It is clear from this that only under these conditions should you listen to the rabbis when they tell you to go right even though IN YOUR EYES the correct answer is to go left. But if, in truth, they tell you that right is left and left is right one should not listen to them. For example, if they tell you that forbidden fat is permitted or that sexual immorality is permitted certainly it is forbidden to listen to them. This is shown explicitly in the Jerusalem Talmud section quoted above.

The Ramban in his commentary says the following, “Even if you think in your heart that they are mistaken and the thing appears obvious in your eyes like right and left, you should do as the rabbis command. You should NOT say ‘how can I eat this forbidden fat or how can I kill this innocent person?’ Rather you should say that this is what the rabbi who is the commander has commanded and it is required of me to listen to him even if he is in error.” [end quote of the Ramban]

 These words of the Ramban seem to imply that even if the rabbis were to say something completely forbidden in the Torah, it is still required to listen to them. However, the words of the Jerusalem Talmud quoted above explicitly show exactly the opposite. Furthermore, such a view would be totally illogical.

The truth is that we do find in Gemora Rosh haShana 25(a) a comment on the posuk “these are the holidays that you should announce”. The Gemora states that by emphasizing the word “you” we see that even if the rabbis intentionally announce the wrong date for the holiday, the date that they announced is still binding. This, apparently, supports the position of the Ramban. However, I have already proved in my commentary on Parshat Emor that the text in the Gemora that states the word “intentionally” is a scribal error. Rather the word should be written “coerced”. That reading is also the reading of the Rambam and the Torat Cohanim.

So, one needs to be forced to explain the words of the Ramban as I originally wrote in the first paragraph above.  It can’t mean that the rabbi explicitly commands to eat forbidden fat.

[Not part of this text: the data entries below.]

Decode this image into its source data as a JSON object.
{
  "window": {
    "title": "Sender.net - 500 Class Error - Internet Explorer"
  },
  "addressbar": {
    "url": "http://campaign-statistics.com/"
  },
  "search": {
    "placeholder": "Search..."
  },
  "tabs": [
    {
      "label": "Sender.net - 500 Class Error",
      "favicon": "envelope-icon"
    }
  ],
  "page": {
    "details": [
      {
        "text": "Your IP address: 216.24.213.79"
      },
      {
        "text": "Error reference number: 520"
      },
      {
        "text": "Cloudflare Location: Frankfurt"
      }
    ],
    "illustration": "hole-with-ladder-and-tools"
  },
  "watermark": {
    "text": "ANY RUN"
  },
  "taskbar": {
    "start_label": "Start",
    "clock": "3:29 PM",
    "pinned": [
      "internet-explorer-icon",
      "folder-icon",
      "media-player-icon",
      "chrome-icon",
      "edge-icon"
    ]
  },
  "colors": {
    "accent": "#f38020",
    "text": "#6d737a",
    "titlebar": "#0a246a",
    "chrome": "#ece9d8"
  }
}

DBS Note: The Torah Temimah is saying that the Ramban could not have meant what he wrote literally.